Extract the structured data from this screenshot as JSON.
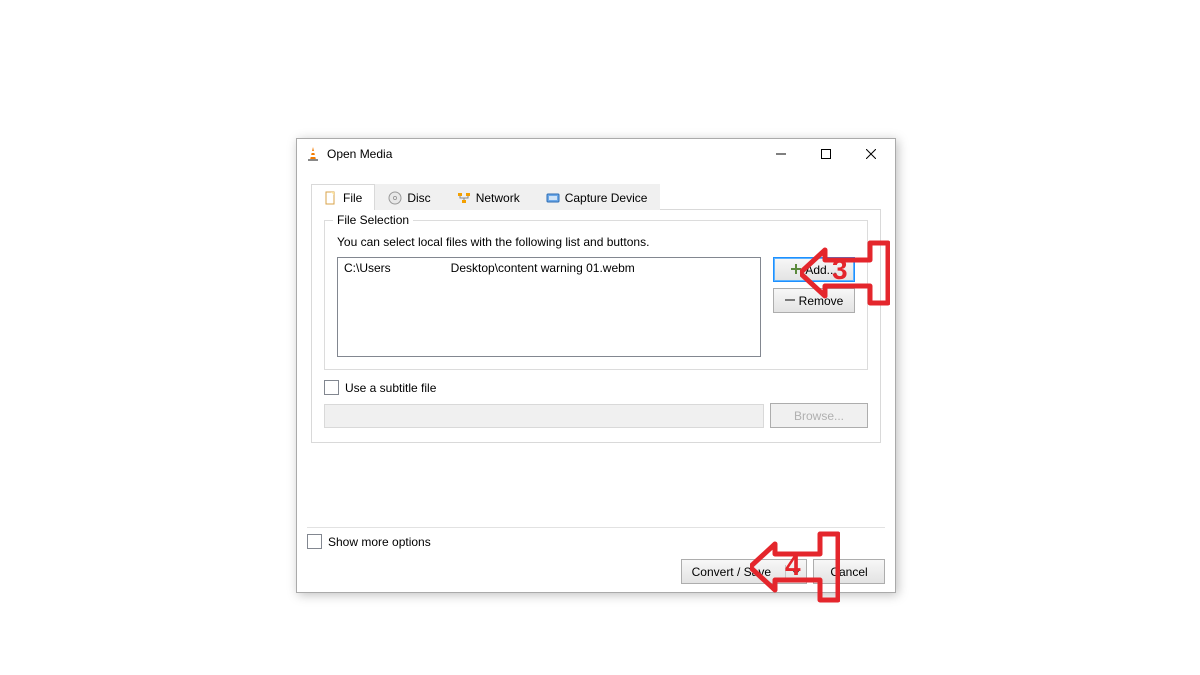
{
  "window": {
    "title": "Open Media"
  },
  "tabs": {
    "file": "File",
    "disc": "Disc",
    "network": "Network",
    "capture": "Capture Device"
  },
  "file_selection": {
    "legend": "File Selection",
    "help": "You can select local files with the following list and buttons.",
    "item": "C:\\Users                  Desktop\\content warning 01.webm",
    "add": "Add...",
    "remove": "Remove"
  },
  "subtitle": {
    "checkbox_label": "Use a subtitle file",
    "browse": "Browse..."
  },
  "show_more": "Show more options",
  "actions": {
    "convert": "Convert / Save",
    "cancel": "Cancel"
  },
  "annotations": {
    "step3": "3",
    "step4": "4"
  }
}
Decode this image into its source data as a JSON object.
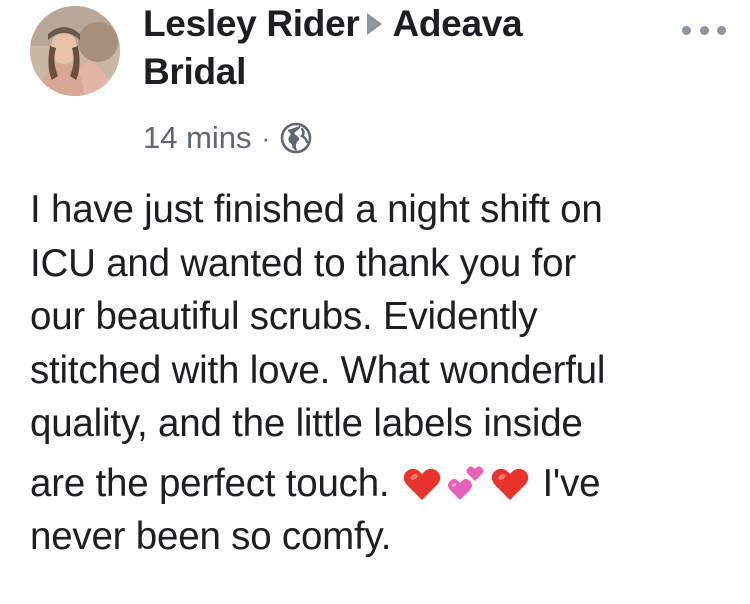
{
  "post": {
    "author": "Lesley Rider",
    "target_line1": "Adeava",
    "target_line2": "Bridal",
    "timestamp": "14 mins",
    "separator": "·",
    "privacy_icon": "globe-icon",
    "more_icon": "more-options-icon",
    "body_lines": [
      "I have just finished a night shift on",
      "ICU and wanted to thank you for",
      "our beautiful scrubs. Evidently",
      "stitched with love. What wonderful",
      "quality, and the little labels inside"
    ],
    "line6_text": "are the perfect touch.",
    "line6_tail": "I've",
    "line7": "never been so comfy.",
    "emojis": [
      "red-heart-icon",
      "two-hearts-icon",
      "red-heart-icon"
    ]
  },
  "colors": {
    "text": "#1c1e21",
    "meta": "#606770",
    "icon_grey": "#90949c",
    "heart_red": "#e8332a",
    "heart_pink": "#e861b8"
  }
}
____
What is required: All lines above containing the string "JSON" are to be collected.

Written answer:
Extract the structured data from this screenshot as JSON.
Decode this image into its source data as a JSON object.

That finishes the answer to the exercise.